One of the most pleasant things about “Big Trouble,” which is a very pleasant movie, is that it has no exposition. We leap right into the action, and the narrator gets us up-to-speed as we go. The movie drives up next to us, screeches to a halt, pulls us inside, and says, “Get in the car. I’ll explain on the way.”

To the extent that anyone is really the protagonist in this ensemble comedy, it is Eliot Arnold (Tim Allen), a former Miami Herald columnist who is now divorced and running an unsuccessful ad agency. His teen-age son, Matt (Ben Foster), has no respect for his loser father, much less his loser father’s GEO Metro. (“How many clowns does it hold?” he asks the dealer during a test drive.)

As part of a high school game, Matt has to sneak up on classmate Jenny Herk (Zooey Deschanel) and soak her with a squirt gun. Jenny lives with her mom, Anna (Rene Russo), and her jerk stepfather Arthur (Stanley Tucci) — “one of the few Floridians who was not confused when he voted for Pat Buchanan,” we’re told, succinctly telling us everything we need to know about the guy.

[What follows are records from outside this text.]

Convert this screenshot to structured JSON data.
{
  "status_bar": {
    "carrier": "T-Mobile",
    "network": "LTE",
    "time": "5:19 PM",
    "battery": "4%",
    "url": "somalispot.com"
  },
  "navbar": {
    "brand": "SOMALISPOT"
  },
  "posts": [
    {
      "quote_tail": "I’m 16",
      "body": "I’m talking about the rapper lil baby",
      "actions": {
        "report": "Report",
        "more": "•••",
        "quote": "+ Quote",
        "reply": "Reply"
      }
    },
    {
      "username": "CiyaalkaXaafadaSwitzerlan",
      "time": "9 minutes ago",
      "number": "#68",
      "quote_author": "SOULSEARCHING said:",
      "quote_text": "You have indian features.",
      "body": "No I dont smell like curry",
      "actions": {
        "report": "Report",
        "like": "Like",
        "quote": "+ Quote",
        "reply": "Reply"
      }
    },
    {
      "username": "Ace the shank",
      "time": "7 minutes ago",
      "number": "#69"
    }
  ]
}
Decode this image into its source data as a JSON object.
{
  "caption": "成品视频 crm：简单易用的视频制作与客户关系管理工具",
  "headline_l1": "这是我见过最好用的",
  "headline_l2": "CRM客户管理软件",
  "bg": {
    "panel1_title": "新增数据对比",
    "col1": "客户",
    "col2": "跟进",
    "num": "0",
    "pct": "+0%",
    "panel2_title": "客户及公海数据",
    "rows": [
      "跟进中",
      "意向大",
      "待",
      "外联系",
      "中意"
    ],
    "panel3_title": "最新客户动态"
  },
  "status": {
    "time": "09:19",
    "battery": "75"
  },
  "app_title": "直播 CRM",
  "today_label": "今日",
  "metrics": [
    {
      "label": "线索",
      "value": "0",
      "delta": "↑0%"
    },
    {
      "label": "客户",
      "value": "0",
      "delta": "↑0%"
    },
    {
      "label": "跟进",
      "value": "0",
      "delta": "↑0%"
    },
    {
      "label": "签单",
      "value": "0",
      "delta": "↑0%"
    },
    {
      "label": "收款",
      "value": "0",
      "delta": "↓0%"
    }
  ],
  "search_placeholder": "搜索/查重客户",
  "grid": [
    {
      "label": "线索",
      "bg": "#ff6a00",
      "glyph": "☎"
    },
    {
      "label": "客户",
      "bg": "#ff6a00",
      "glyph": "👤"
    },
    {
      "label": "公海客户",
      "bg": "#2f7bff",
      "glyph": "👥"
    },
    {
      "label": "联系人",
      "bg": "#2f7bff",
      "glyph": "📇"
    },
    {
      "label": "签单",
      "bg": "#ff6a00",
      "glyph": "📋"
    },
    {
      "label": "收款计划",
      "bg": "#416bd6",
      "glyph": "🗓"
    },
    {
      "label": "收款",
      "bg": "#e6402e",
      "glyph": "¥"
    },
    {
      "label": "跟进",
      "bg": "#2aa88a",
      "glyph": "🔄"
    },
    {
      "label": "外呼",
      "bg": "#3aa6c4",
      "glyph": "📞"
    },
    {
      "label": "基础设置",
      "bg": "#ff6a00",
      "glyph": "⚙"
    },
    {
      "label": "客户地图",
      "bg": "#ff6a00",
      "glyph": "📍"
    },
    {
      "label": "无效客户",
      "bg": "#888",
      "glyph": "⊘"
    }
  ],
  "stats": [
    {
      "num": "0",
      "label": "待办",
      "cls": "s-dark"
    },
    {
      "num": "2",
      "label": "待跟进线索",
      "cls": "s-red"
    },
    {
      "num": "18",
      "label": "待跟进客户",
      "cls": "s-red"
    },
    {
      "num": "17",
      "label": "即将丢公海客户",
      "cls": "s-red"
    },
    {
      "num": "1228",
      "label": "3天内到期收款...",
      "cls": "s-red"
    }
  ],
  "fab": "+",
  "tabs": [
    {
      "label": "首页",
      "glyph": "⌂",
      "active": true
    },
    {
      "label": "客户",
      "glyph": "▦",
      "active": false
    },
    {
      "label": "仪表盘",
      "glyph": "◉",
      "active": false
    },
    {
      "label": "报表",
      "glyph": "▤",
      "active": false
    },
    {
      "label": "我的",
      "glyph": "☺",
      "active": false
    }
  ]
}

Arthur has enraged his employers by embezzling from them, and on the same night that Matt is approaching the house to surprise Jenny, two hitmen (Dennis Farina and Jack Kehler) are approaching it to kill Arthur.

But that’s not all. Two low-rent criminals (Tom Sizemore and Johnny Knoxville) are causing trouble at a local bar owned by Russians who are really illegal weapons dealers. Two FBI agents (Heavy D and Omar Epps) get involved, as do two police officers (Janeane Garofalo and Patrick Warburton), and a homeless man named Puggy (Jason Lee) is a witness to it all. Puggy lives in a treehouse outside the Herk home, by the way, and falls in love with Herk housekeeper Nina (Sofia Vergara).

Based on the novel by humor columnist Dave Barry (and adapted for the screen by Robert Ramsey and Matthew Stone), “Big Trouble” is one of those wiggy comedies where a lot of strangers are brought together by external forces, and where you can be sure a lot of animals will wind up involved. (This time it’s goats.) Unusual coincidences are amusing rather than tiring, because they’re integral to the plot. It’s not like the writer got lazy and used a coincidence as an escape; the whole thing is based on them. Accept it and enjoy, or kick against it and be bothered.

The dialogue is often snappy and quotable (Herk family mongrel Roger was the result of “generations of hasty, unplanned dog sex”), and the running jokes — Gators fans and Martha Stewart being two of them — add to the mirthfulness.

Director Barry Sonnenfeld is on familiar ground, as this film closely resembles his “Get Shorty” in terms of subject matter and attitude. The pace is quick, the movie is short, the jokes are fast and the timing is sharp. Everyone who deserves to lives happily ever after, and love is found in the most unlikely of places. A comedy this merry is almost life-affirming.

A- (1 hr., 24 min.; PG-13, a lot of mid-level profanity, some.)

In 2012, I reconsidered this movie for my Re-Views column at